Americans produce more than 200 million tons of garbage each year. Per person, this averages out to over 4 pounds of trash every day and about 1.5 tons of solid waste per year. These disturbing numbers are made even more significant by the fact that 75% of all waste is recyclable, but only about 30% of waste is recycled responsibly each year. April is National Recycling Month.
This month, we will explore in-depth the three major facets of conservation and waste reduction: Reduce, Reuse, and Recycle. The subject of this article will focus on the first step of the conservation process: Waste Reduction
The best way to manage waste is to not produce it. The main focus of reduction is to minimize the amount of consumption and materials produced in order to result in a smaller amount of waste. The reduction step of the recycling process is the first step in waste conservation, but for some people it can be the hardest. Effectively reducing the amount of waste you consume involves changing your purchasing habits and mindset. For some individuals, this can be challenging. Below is a set of small waste-reducing habits that, when added up, can lead to greater environmental progress.

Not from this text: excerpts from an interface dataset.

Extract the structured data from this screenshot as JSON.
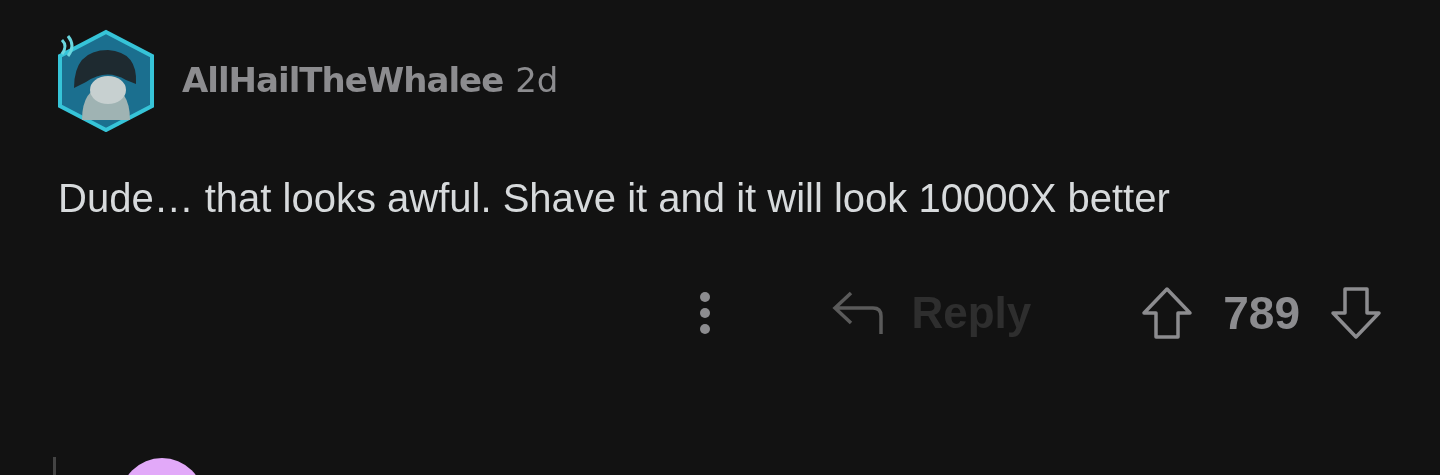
{
  "comment": {
    "author": "AllHailTheWhalee",
    "age": "2d",
    "body": "Dude… that looks awful. Shave it and it will look 10000X better",
    "actions": {
      "reply": {
        "label": "Reply",
        "disabled": true
      },
      "score": "789"
    }
  }
}
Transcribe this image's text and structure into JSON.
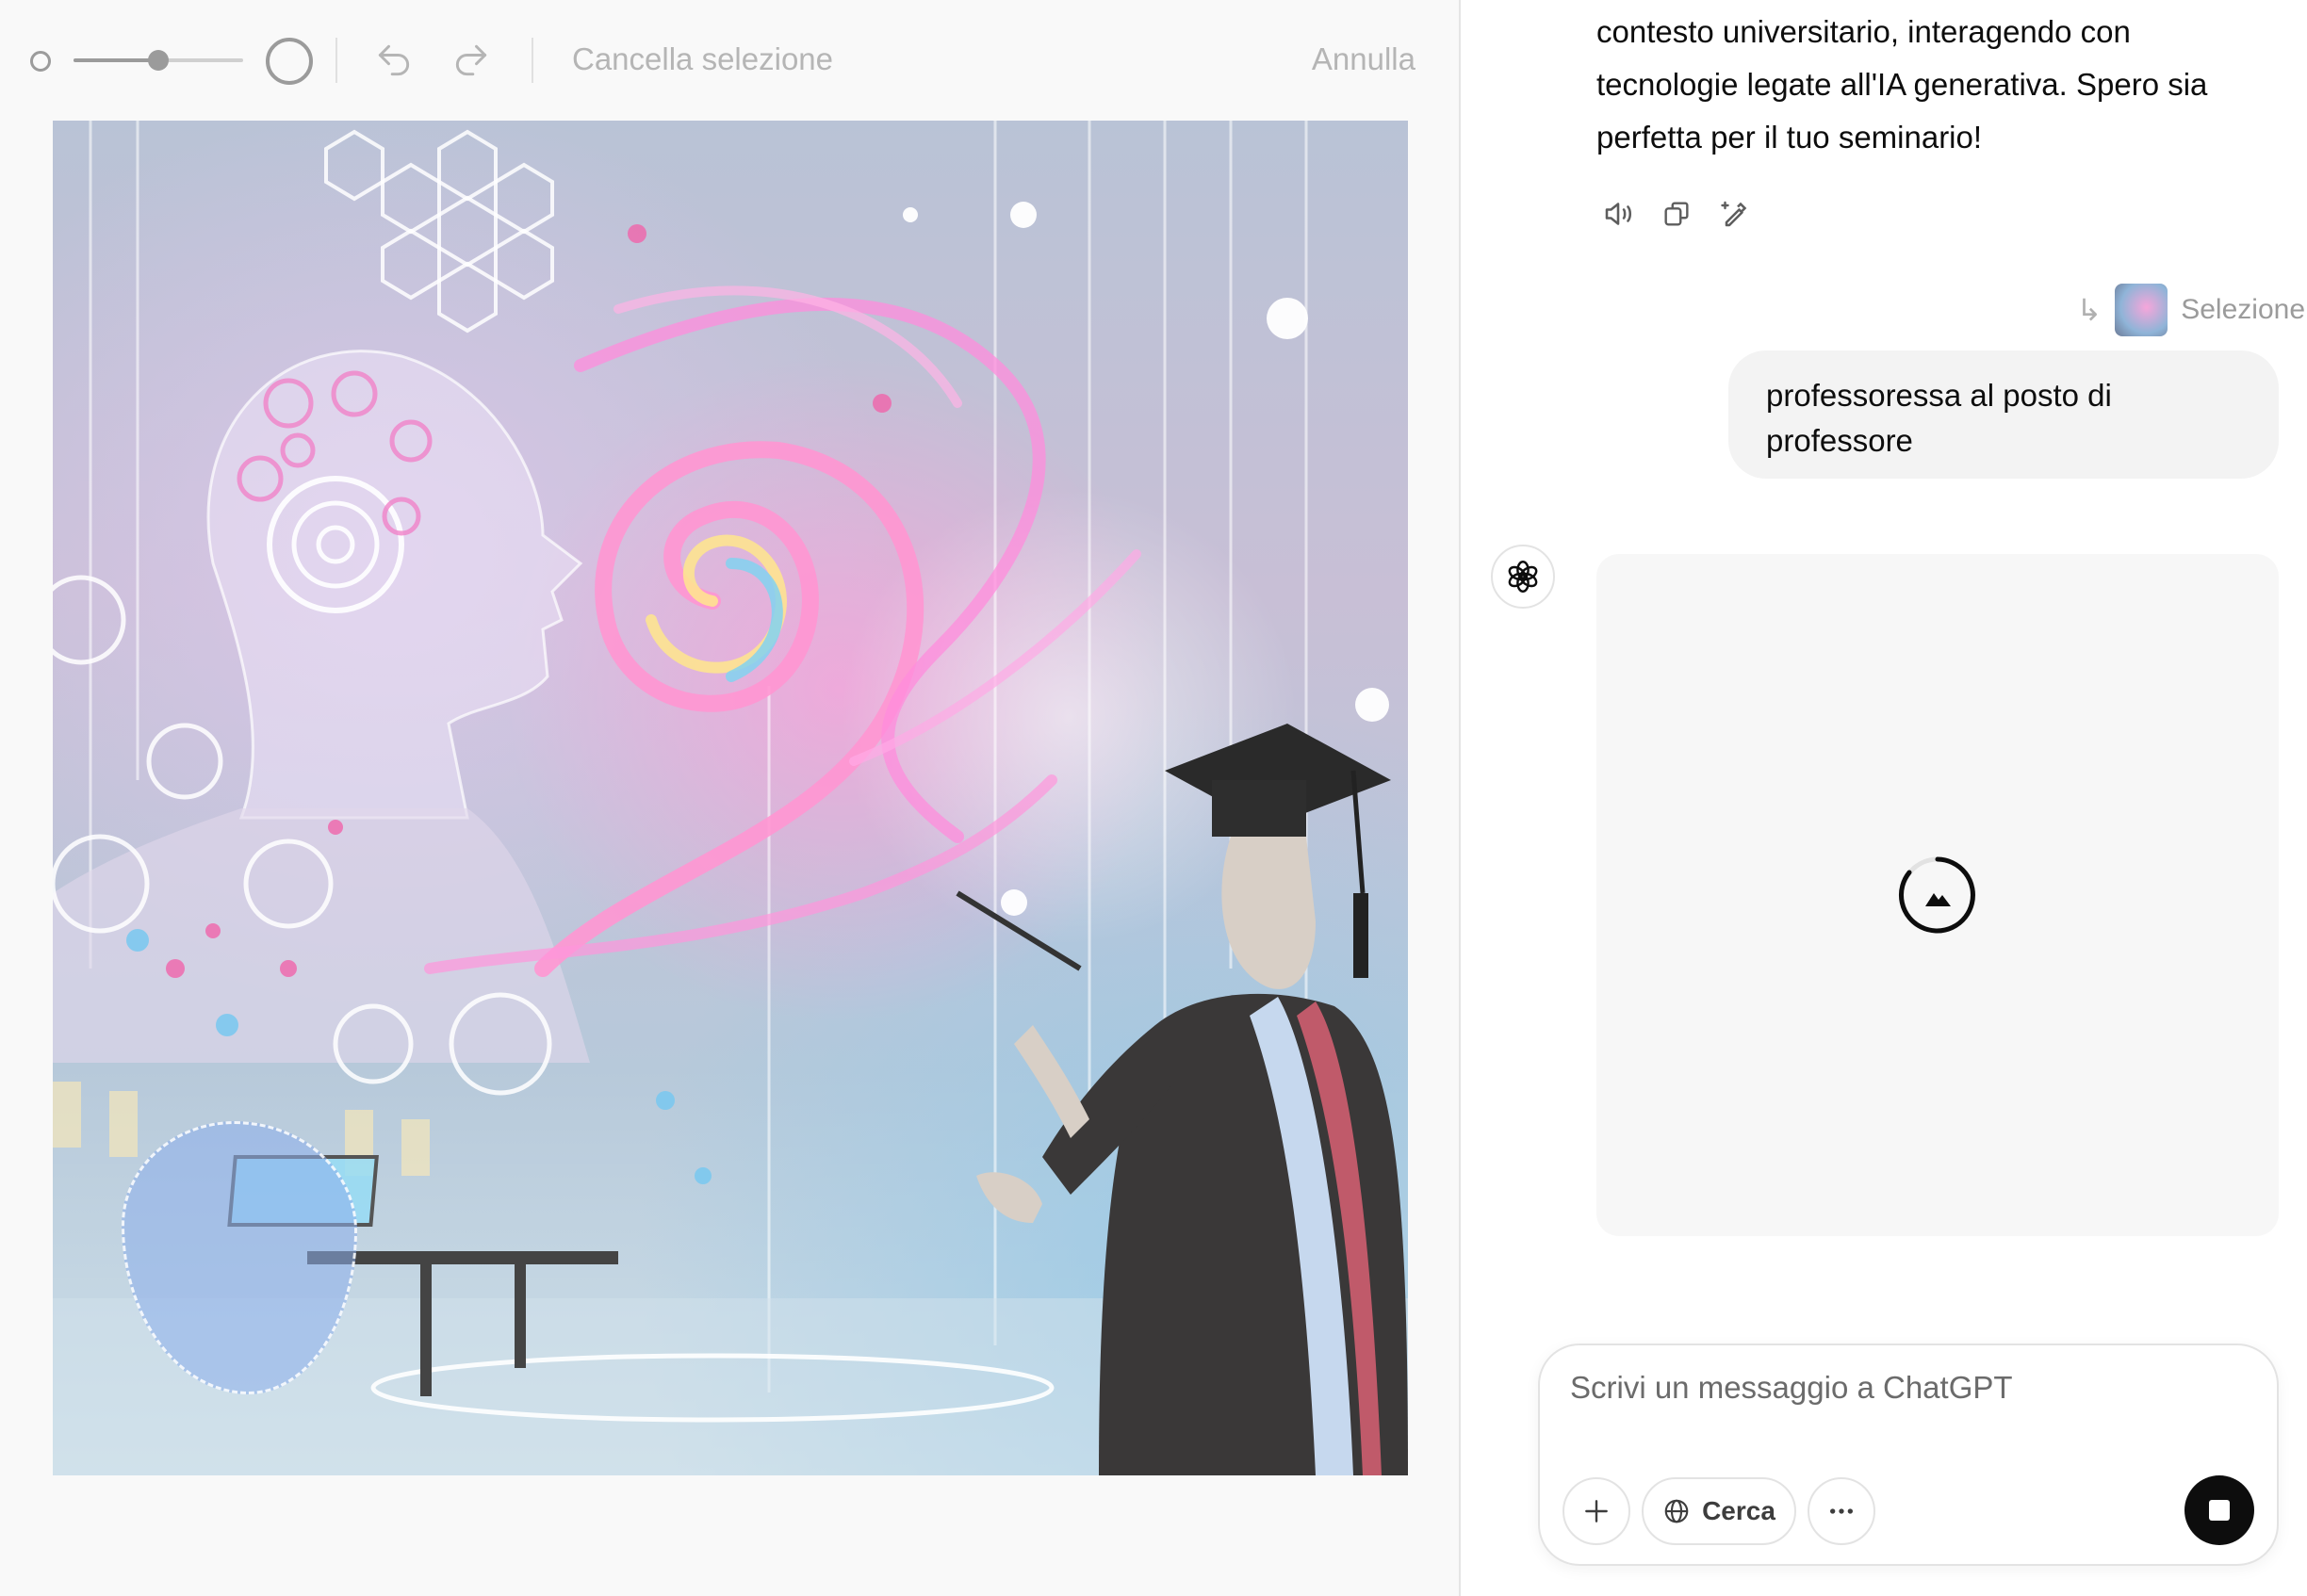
{
  "toolbar": {
    "brush_size_level": 0.5,
    "clear_selection_label": "Cancella selezione",
    "cancel_label": "Annulla"
  },
  "chat": {
    "assistant_text_lines": [
      "contesto universitario, interagendo con",
      "tecnologie legate all'IA generativa. Spero sia",
      "perfetta per il tuo seminario!"
    ],
    "message_actions": [
      "read-aloud-icon",
      "copy-icon",
      "edit-image-icon"
    ],
    "selection_ref_label": "Selezione",
    "user_message": "professoressa al posto di professore",
    "composer": {
      "placeholder": "Scrivi un messaggio a ChatGPT",
      "search_label": "Cerca"
    }
  }
}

Buy Only What You Need
First and foremost, you should only buy what you need. In today’s consumer-driven society, there is an increased emphasis on individuals to purchase all different sorts of “stuff,” but where does this “stuff” end up when you grow tired of it? If all the other people on the Earth used as much “stuff” as we do in the United States, there would need to be three to five times more space just to hold and sustain everybody. Reduce unnecessary waste by avoiding pointless purchases. Instead of buying something you’re only going to use once or twice, see if you can borrow that item from a friend. Have an item that you want to get rid of, but don’t want to throw away? Try selling the item to make some extra cash or gifting the item to a friend who needs it.
Along with minimizing the amount of products you are buying, you should carefully select the products you do purchase by seeking out products with little packaging. Look for packaging made of a single material instead of paper, plastic, and cardboard. This will reduce the amount of waste you must dispose. When purchasing products you must use on a regular basis, try buying in bulk. Larger, economy-size products or ones in concentrated form use less packaging and usually cost less per ounce. This means less packaging material ends up piling up in your garbage. This can save you money as well.
Buy non-toxic products whenever possible. Many toxic products such as motor oil and pesticides cannot be reused. When a non-toxic option is not available, make sure to use the entirety of the toxic material so as to minimize the amount of toxic waste being disposed.
Buy Products That Can Be Reused
Many products you use and dispose of every day have non-disposable options that you can use instead to reduce disposable waste. For example:
- Use cloth napkins instead of paper napkins.
- Use a dish cloth instead of paper towels.
- Buy durable goods that are well-built or have a warranty. These products will last longer and save you money in the long run.
- Avoid using paper plates, cups, napkins, razors, and lighters. These throwaways cost more because they must be replaced frequently and contribute to the problem.
- Buy reusable items such as rechargeable batteries and bottles instead of cans. This creates little waste and do not have to be thrown away after a single use.
There are a number of simple things you can do around your household to help you reduce waste. These tips are easy to do and can make a big impact on waste conservation:
- Save energy by turning off the lights that you are not using.
- Save water by turning off your faucet while you brush your teeth and limiting the length of your showers.
- Instead of buying different cleaners for different areas of your home, buy an all-purpose household cleaner.
- Start a compost bin in your yard. Certain food and plant materials can decompose over time. This decomposed material is good for the soil in your yard and reduces garbage waste.
- Find alternatives to hazardous household products. Make household cleaners using baking soda and vinegar. Use scented candles instead of air fresheners. Olive oil and lemon juice makes a surprisingly effective furniture polish.
- Use your computer! Read the online version of newspapers and magazines. Print out only what you need. When possible, print on both sides of a piece of paper.
- Cars use up large amounts of energy and are a source of pollution. Seek transportation alternatives such as carpooling, walking, public transport, or riding your bike.
- Got piles of junk mail in your mailbox? Remove your name from their mailing lists by writing to: Mail Preference Service, c/o Direct Marketing Assoc., P.O. Box 90008, Farmingdale, NY 11735.
These simple tasks are just a few small steps you can take to making the world a better place. If each American takes it upon themselves to make a few of these lifestyle changes, the amount of waste produced each year would drop significantly. Reduction is the first and most effective stage of the recycling process. Becoming aware of the problem and actively taking steps to change the culture of excessive waste production is one of the best decisions you can make to improve the environment.